It is 125 years since the Hotel Metropole opened on Brighton seafront. Its successor - the Hilton Brighton Metropole - is marking the anniversary with an impressive exhibition of the people and events that are central to the city's development.
The exhibition was created in partnership with KEVIN NEWMAN (pictured left), a historian, teacher and founder of All-Inclusive History, a specialist in walking tours in and around Brighton and Hove.
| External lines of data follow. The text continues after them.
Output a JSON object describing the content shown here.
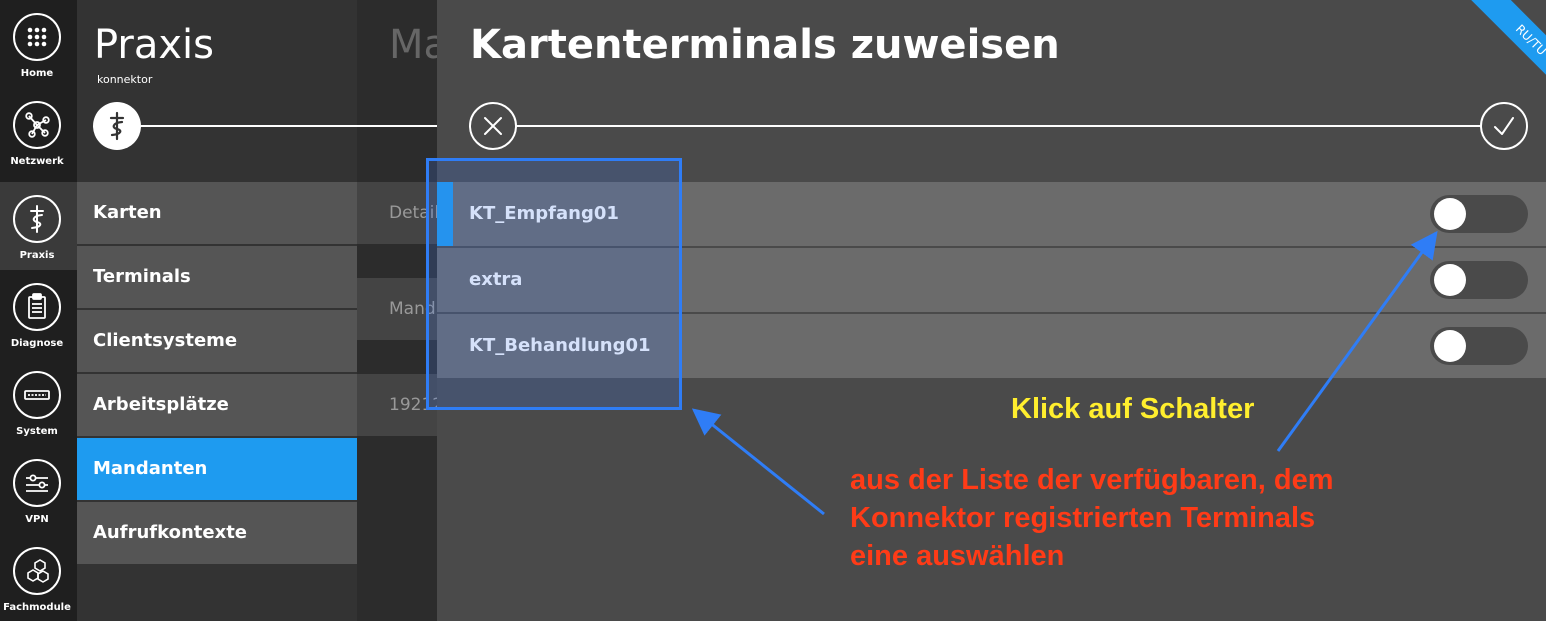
{
  "rail": {
    "items": [
      {
        "label": "Home",
        "icon": "grid-icon"
      },
      {
        "label": "Netzwerk",
        "icon": "network-icon"
      },
      {
        "label": "Praxis",
        "icon": "caduceus-icon"
      },
      {
        "label": "Diagnose",
        "icon": "clipboard-icon"
      },
      {
        "label": "System",
        "icon": "device-icon"
      },
      {
        "label": "VPN",
        "icon": "vpn-icon"
      },
      {
        "label": "Fachmodule",
        "icon": "hexagons-icon"
      }
    ]
  },
  "menu": {
    "title": "Praxis",
    "subtitle": "konnektor",
    "items": [
      {
        "label": "Karten"
      },
      {
        "label": "Terminals"
      },
      {
        "label": "Clientsysteme"
      },
      {
        "label": "Arbeitsplätze"
      },
      {
        "label": "Mandanten"
      },
      {
        "label": "Aufrufkontexte"
      }
    ],
    "selected": "Mandanten"
  },
  "middle": {
    "title": "Ma",
    "rows": [
      "Detail",
      "Mand",
      "19212"
    ]
  },
  "panel": {
    "title": "Kartenterminals zuweisen",
    "terminals": [
      {
        "name": "KT_Empfang01",
        "enabled": false,
        "highlighted": true
      },
      {
        "name": "extra",
        "enabled": false,
        "highlighted": false
      },
      {
        "name": "KT_Behandlung01",
        "enabled": false,
        "highlighted": false
      }
    ]
  },
  "ribbon": {
    "text": "RU/TU"
  },
  "annotations": {
    "yellow": "Klick auf Schalter",
    "red_lines": [
      "aus der Liste der verfügbaren, dem",
      "Konnektor registrierten Terminals",
      "eine auswählen"
    ]
  },
  "colors": {
    "accent": "#1e9bf0",
    "annotation_blue": "#2f7df6",
    "annotation_yellow": "#ffee2e",
    "annotation_red": "#ff3b17"
  }
}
In the first of a series of articles, he recounts the origins of this historic hotel.
Following a private opening to the press and trade the previous week, Frederick Gordon Hotels Ltd, one of Britain’s first hotel chains opened their third Hotel Metropole and fifth hotel on July 26 1890.
The site was formerly a roller-skating rink, customs house, shops, drill hall, and 12 lodging houses on the King’s Road, in what was the West Laine Cliff Butts area.
Costing £57,000, built by Thomas Holloway, with more than 700 rooms and seating 500 diners simultaneously, the hotel was the largest and most prestigious in the town - as well as the nation’s largest hotel outside the capital.
The hotel’s opening day caused such excitement that special luxury trains had to be chartered from London Victoria for the 1,500 extra visitors.
King’s Road turned red as a special red carpet of Hassocks sand graced the road to meet the VIPs who would climb the entrance steps.
Rumours flew around the town, including that the hotel sported over 4,000 bedrooms, that the Turkish baths could accommodate a thousand bathers at the same time, and that there were enough electric lights inside to light every house in Brighton.
Despite predictions that hotels as magnificent as the Metropole would never be viable, or that existing hotels would be hit by its opening, the Brighton and Hove Gazette was correct in its prediction that there was “Plenty of room for as new and elegant (an) hotel as the Metropole.”
The hotel’s opening day was the beginning of a golden era for Brighton hotels that would last until the late 1930s.
For more information about All-Inclusive History, visit: www.allinclusivehistory.org